Last September, the Dodgers, like many teams across the majors when rosters expand, called up a prospect they envisioned contributing for years to come. Will Smith, a baby-faced catcher, traveled with the team. He was given a locker. He watched film and attended pregame meetings as the Dodgers charged their way to a sixth straight division title. But when the games started, Smith wasn’t allowed in the dugout. He watched them in the club’s video room -- at home and on the road -- alongside the team’s video coordinator.
An idea hatched by the Dodgers’ front office, Smith’s few weeks with the club were a preparatory course designed to ease his ascension to the big leagues whenever he was called up to play. It required approval from Major League Baseball and, by all accounts, made a difference in Smith’s first stint as a major league player, which ended Thursday when he was optioned back to triple-A Oklahoma City.
“It made this transition way easier for me,” Smith said. “I was kind of bombarded with everything but I didn’t have to stress about playing. This year, I wasn’t bombarded. I’m used to it.”
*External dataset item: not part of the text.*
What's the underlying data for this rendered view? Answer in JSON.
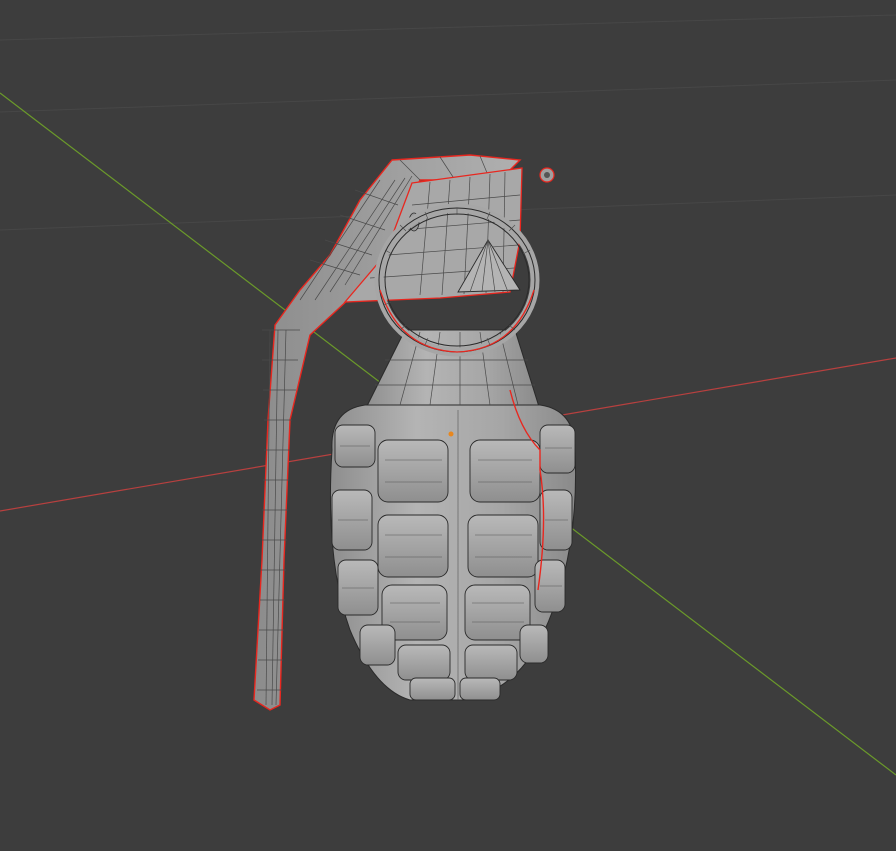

A first-round pick out of Louisville in 2016, the 24-year-old Smith was not sent to the minors because of performance. He went six for 21 with two home runs in six games with the Dodgers. The first home run beat the Philadelphia Phillies on Saturday. The second accounted for the Dodgers’ only offensive output in Wednesday’s loss to the Arizona Diamondbacks. Behind the plate, he threw out two of four base stealers and deftly handled the pitching staff, drawing unsolicited positive postgame reviews from starting pitchers.
“The biggest thing is the willingness to dive right in on the scouting and understand that and figure out that fast,” said Clayton Kershaw, who allowed one run over seven innings Sunday against the Phillies while working with Smith.
But Austin Barnes was ready to come off the injured list and the Dodgers, manager Dave Roberts said, want Smith to play every day. The Dodgers will proceed with Barnes and Russell Martin as their catching combo.
“When you're talking about Austin and Russell, they know their roles,” Roberts said. “So to know that we have Will getting seasoned, going to finishing school, just continuing to get those at-bats and playing at higher levels, whether it’s triple A or the big leagues, that depth is good for all of us.
Last September’s assignment advanced Smith’s big league education. It was aimed, above all, to prepare for the data flood that can overwhelm young catchers. Smith worked closely with Danny Lehmann, then the Dodgers’ game-planning coach, and every coach included in a starting pitcher’s preparation. He sat in on meetings. He was in constant communication with the Dodgers’ two catchers, Barnes and Yasmani Grandal, and worked out with strength and conditioning coach Brandon McDaniel preparing his body for the offseason workout regimen. He absorbed information from everyone.
“Once his time was up, the players were disappointed he had to leave,” Roberts said. “They were lobbying for him to stick around longer. That speaks to how they respected him. And so how do you quantify him being here? I don’t know. I just know there was no downside.”
The Dodgers operated during the offseason under the assumption that Smith -- widely regarded as the organization’s second-best catching prospect behind Keibert Ruiz -- would make his major league debut at some point in 2019. Andrew Friedman, president of baseball operations, declared Smith was already a Gold Glove-caliber catcher. His positional versatility only adds to his defensive value. But Smith batted just .138 and posted a .438 on-base-plus-slugging percentage in 25 games in triple-A at the end of last season.
The Dodgers wanted to see improvement and Smith promptly displayed it, batting .290 with eight home runs and an .890 on-base-plus-slugging percentage in 38 games for Oklahoma City before he was elevated to the majors. Smith credited the progression to mechanical changes he implemented in the offseason, and time. He said it took him a year to become comfortable with the leg kick he added in his first professional season. Other aspects, he said, he had to figure out by trial and error.
The product was on display for 10 days and, with some on-the-ground tutelage last September, left an impression.